#### [HOW TO COMPLETE THIS TASK]
All entries below are to be reproduced exactly.

#### [DATA PROVIDED]
---+---
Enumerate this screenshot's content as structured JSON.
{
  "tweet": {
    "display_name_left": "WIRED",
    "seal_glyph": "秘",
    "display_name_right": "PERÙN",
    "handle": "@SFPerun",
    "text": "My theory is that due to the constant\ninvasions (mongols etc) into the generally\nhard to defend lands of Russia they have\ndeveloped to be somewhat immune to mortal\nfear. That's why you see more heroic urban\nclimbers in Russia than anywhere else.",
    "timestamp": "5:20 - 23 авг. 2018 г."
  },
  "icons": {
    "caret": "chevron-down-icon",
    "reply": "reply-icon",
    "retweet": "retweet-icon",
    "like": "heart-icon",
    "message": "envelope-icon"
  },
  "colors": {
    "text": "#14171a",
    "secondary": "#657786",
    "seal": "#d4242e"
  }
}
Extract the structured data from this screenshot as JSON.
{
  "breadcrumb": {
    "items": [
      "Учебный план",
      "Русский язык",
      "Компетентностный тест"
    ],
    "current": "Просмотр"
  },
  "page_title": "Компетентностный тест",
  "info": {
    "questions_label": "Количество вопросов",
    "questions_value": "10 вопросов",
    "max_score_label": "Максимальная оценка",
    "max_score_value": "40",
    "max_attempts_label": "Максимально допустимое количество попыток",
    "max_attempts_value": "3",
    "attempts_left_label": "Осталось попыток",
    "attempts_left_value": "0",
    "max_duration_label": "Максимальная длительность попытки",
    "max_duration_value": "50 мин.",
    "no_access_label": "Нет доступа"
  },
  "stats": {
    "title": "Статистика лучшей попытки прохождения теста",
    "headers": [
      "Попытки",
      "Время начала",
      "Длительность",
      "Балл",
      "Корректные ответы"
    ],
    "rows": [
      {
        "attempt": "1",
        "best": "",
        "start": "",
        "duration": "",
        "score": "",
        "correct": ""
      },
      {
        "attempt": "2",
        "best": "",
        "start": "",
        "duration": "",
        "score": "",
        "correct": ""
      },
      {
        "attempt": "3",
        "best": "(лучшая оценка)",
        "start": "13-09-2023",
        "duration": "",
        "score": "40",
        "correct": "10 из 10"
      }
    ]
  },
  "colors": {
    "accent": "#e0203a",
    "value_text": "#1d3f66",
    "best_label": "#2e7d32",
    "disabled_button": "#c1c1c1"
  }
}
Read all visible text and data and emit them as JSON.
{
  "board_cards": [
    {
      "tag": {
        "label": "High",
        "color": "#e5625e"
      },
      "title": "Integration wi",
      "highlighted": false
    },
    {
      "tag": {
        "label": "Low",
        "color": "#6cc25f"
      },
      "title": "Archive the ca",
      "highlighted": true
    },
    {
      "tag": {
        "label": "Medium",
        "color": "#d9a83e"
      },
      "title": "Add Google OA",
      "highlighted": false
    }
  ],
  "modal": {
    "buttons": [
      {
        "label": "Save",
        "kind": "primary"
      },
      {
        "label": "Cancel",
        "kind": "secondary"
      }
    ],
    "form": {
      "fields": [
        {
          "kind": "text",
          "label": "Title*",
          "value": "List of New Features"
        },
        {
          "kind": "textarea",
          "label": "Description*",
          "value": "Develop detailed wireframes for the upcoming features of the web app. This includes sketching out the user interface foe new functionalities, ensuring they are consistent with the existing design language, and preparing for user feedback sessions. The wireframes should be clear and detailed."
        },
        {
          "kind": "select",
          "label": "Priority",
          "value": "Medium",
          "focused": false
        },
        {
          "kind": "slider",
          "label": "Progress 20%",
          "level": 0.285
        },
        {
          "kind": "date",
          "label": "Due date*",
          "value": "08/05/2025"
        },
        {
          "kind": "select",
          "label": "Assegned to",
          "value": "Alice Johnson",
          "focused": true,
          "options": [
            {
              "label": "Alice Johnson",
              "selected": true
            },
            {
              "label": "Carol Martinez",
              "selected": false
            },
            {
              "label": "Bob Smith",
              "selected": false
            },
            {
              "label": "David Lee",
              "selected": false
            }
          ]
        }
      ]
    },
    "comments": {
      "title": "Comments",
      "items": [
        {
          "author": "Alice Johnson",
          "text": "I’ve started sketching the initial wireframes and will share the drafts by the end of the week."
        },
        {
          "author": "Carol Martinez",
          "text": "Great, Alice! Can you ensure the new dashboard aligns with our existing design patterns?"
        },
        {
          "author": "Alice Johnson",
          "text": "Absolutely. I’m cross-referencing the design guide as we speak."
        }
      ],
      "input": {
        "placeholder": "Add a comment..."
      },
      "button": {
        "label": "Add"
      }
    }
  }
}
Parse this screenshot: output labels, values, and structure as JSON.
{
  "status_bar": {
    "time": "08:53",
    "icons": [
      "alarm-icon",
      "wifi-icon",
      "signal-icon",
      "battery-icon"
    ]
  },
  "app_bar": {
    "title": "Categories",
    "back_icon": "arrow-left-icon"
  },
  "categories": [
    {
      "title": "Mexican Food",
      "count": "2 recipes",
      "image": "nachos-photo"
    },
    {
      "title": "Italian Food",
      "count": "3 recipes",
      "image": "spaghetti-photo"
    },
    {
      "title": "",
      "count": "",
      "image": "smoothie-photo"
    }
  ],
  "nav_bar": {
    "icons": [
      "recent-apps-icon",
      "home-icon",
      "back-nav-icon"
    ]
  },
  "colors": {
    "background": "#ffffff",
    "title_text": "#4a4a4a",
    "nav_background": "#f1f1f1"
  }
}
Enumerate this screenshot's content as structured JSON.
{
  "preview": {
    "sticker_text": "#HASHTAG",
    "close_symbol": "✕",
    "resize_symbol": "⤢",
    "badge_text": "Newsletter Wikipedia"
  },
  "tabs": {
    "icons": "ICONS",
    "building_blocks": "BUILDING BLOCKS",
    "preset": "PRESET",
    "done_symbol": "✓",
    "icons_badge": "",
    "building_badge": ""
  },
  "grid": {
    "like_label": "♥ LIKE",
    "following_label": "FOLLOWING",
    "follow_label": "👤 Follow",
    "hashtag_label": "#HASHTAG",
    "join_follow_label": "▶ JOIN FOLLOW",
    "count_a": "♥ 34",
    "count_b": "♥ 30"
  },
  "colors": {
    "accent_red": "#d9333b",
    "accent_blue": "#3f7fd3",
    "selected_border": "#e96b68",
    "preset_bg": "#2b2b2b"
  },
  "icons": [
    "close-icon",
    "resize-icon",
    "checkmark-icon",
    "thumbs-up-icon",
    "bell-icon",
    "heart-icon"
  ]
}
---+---
#### [RESPONSE BOX]
Enumerate this screenshot's content as structured JSON.
{
  "tweet": {
    "display_name_left": "WIRED",
    "seal_glyph": "秘",
    "display_name_right": "PERÙN",
    "handle": "@SFPerun",
    "text": "My theory is that due to the constant\ninvasions (mongols etc) into the generally\nhard to defend lands of Russia they have\ndeveloped to be somewhat immune to mortal\nfear. That's why you see more heroic urban\nclimbers in Russia than anywhere else.",
    "timestamp": "5:20 - 23 авг. 2018 г."
  },
  "icons": {
    "caret": "chevron-down-icon",
    "reply": "reply-icon",
    "retweet": "retweet-icon",
    "like": "heart-icon",
    "message": "envelope-icon"
  },
  "colors": {
    "text": "#14171a",
    "secondary": "#657786",
    "seal": "#d4242e"
  }
}
Extract the structured data from this screenshot as JSON.
{
  "breadcrumb": {
    "items": [
      "Учебный план",
      "Русский язык",
      "Компетентностный тест"
    ],
    "current": "Просмотр"
  },
  "page_title": "Компетентностный тест",
  "info": {
    "questions_label": "Количество вопросов",
    "questions_value": "10 вопросов",
    "max_score_label": "Максимальная оценка",
    "max_score_value": "40",
    "max_attempts_label": "Максимально допустимое количество попыток",
    "max_attempts_value": "3",
    "attempts_left_label": "Осталось попыток",
    "attempts_left_value": "0",
    "max_duration_label": "Максимальная длительность попытки",
    "max_duration_value": "50 мин.",
    "no_access_label": "Нет доступа"
  },
  "stats": {
    "title": "Статистика лучшей попытки прохождения теста",
    "headers": [
      "Попытки",
      "Время начала",
      "Длительность",
      "Балл",
      "Корректные ответы"
    ],
    "rows": [
      {
        "attempt": "1",
        "best": "",
        "start": "",
        "duration": "",
        "score": "",
        "correct": ""
      },
      {
        "attempt": "2",
        "best": "",
        "start": "",
        "duration": "",
        "score": "",
        "correct": ""
      },
      {
        "attempt": "3",
        "best": "(лучшая оценка)",
        "start": "13-09-2023",
        "duration": "",
        "score": "40",
        "correct": "10 из 10"
      }
    ]
  },
  "colors": {
    "accent": "#e0203a",
    "value_text": "#1d3f66",
    "best_label": "#2e7d32",
    "disabled_button": "#c1c1c1"
  }
}
Read all visible text and data and emit them as JSON.
{
  "board_cards": [
    {
      "tag": {
        "label": "High",
        "color": "#e5625e"
      },
      "title": "Integration wi",
      "highlighted": false
    },
    {
      "tag": {
        "label": "Low",
        "color": "#6cc25f"
      },
      "title": "Archive the ca",
      "highlighted": true
    },
    {
      "tag": {
        "label": "Medium",
        "color": "#d9a83e"
      },
      "title": "Add Google OA",
      "highlighted": false
    }
  ],
  "modal": {
    "buttons": [
      {
        "label": "Save",
        "kind": "primary"
      },
      {
        "label": "Cancel",
        "kind": "secondary"
      }
    ],
    "form": {
      "fields": [
        {
          "kind": "text",
          "label": "Title*",
          "value": "List of New Features"
        },
        {
          "kind": "textarea",
          "label": "Description*",
          "value": "Develop detailed wireframes for the upcoming features of the web app. This includes sketching out the user interface foe new functionalities, ensuring they are consistent with the existing design language, and preparing for user feedback sessions. The wireframes should be clear and detailed."
        },
        {
          "kind": "select",
          "label": "Priority",
          "value": "Medium",
          "focused": false
        },
        {
          "kind": "slider",
          "label": "Progress 20%",
          "level": 0.285
        },
        {
          "kind": "date",
          "label": "Due date*",
          "value": "08/05/2025"
        },
        {
          "kind": "select",
          "label": "Assegned to",
          "value": "Alice Johnson",
          "focused": true,
          "options": [
            {
              "label": "Alice Johnson",
              "selected": true
            },
            {
              "label": "Carol Martinez",
              "selected": false
            },
            {
              "label": "Bob Smith",
              "selected": false
            },
            {
              "label": "David Lee",
              "selected": false
            }
          ]
        }
      ]
    },
    "comments": {
      "title": "Comments",
      "items": [
        {
          "author": "Alice Johnson",
          "text": "I’ve started sketching the initial wireframes and will share the drafts by the end of the week."
        },
        {
          "author": "Carol Martinez",
          "text": "Great, Alice! Can you ensure the new dashboard aligns with our existing design patterns?"
        },
        {
          "author": "Alice Johnson",
          "text": "Absolutely. I’m cross-referencing the design guide as we speak."
        }
      ],
      "input": {
        "placeholder": "Add a comment..."
      },
      "button": {
        "label": "Add"
      }
    }
  }
}
Parse this screenshot: output labels, values, and structure as JSON.
{
  "status_bar": {
    "time": "08:53",
    "icons": [
      "alarm-icon",
      "wifi-icon",
      "signal-icon",
      "battery-icon"
    ]
  },
  "app_bar": {
    "title": "Categories",
    "back_icon": "arrow-left-icon"
  },
  "categories": [
    {
      "title": "Mexican Food",
      "count": "2 recipes",
      "image": "nachos-photo"
    },
    {
      "title": "Italian Food",
      "count": "3 recipes",
      "image": "spaghetti-photo"
    },
    {
      "title": "",
      "count": "",
      "image": "smoothie-photo"
    }
  ],
  "nav_bar": {
    "icons": [
      "recent-apps-icon",
      "home-icon",
      "back-nav-icon"
    ]
  },
  "colors": {
    "background": "#ffffff",
    "title_text": "#4a4a4a",
    "nav_background": "#f1f1f1"
  }
}
Enumerate this screenshot's content as structured JSON.
{
  "preview": {
    "sticker_text": "#HASHTAG",
    "close_symbol": "✕",
    "resize_symbol": "⤢",
    "badge_text": "Newsletter Wikipedia"
  },
  "tabs": {
    "icons": "ICONS",
    "building_blocks": "BUILDING BLOCKS",
    "preset": "PRESET",
    "done_symbol": "✓",
    "icons_badge": "",
    "building_badge": ""
  },
  "grid": {
    "like_label": "♥ LIKE",
    "following_label": "FOLLOWING",
    "follow_label": "👤 Follow",
    "hashtag_label": "#HASHTAG",
    "join_follow_label": "▶ JOIN FOLLOW",
    "count_a": "♥ 34",
    "count_b": "♥ 30"
  },
  "colors": {
    "accent_red": "#d9333b",
    "accent_blue": "#3f7fd3",
    "selected_border": "#e96b68",
    "preset_bg": "#2b2b2b"
  },
  "icons": [
    "close-icon",
    "resize-icon",
    "checkmark-icon",
    "thumbs-up-icon",
    "bell-icon",
    "heart-icon"
  ]
}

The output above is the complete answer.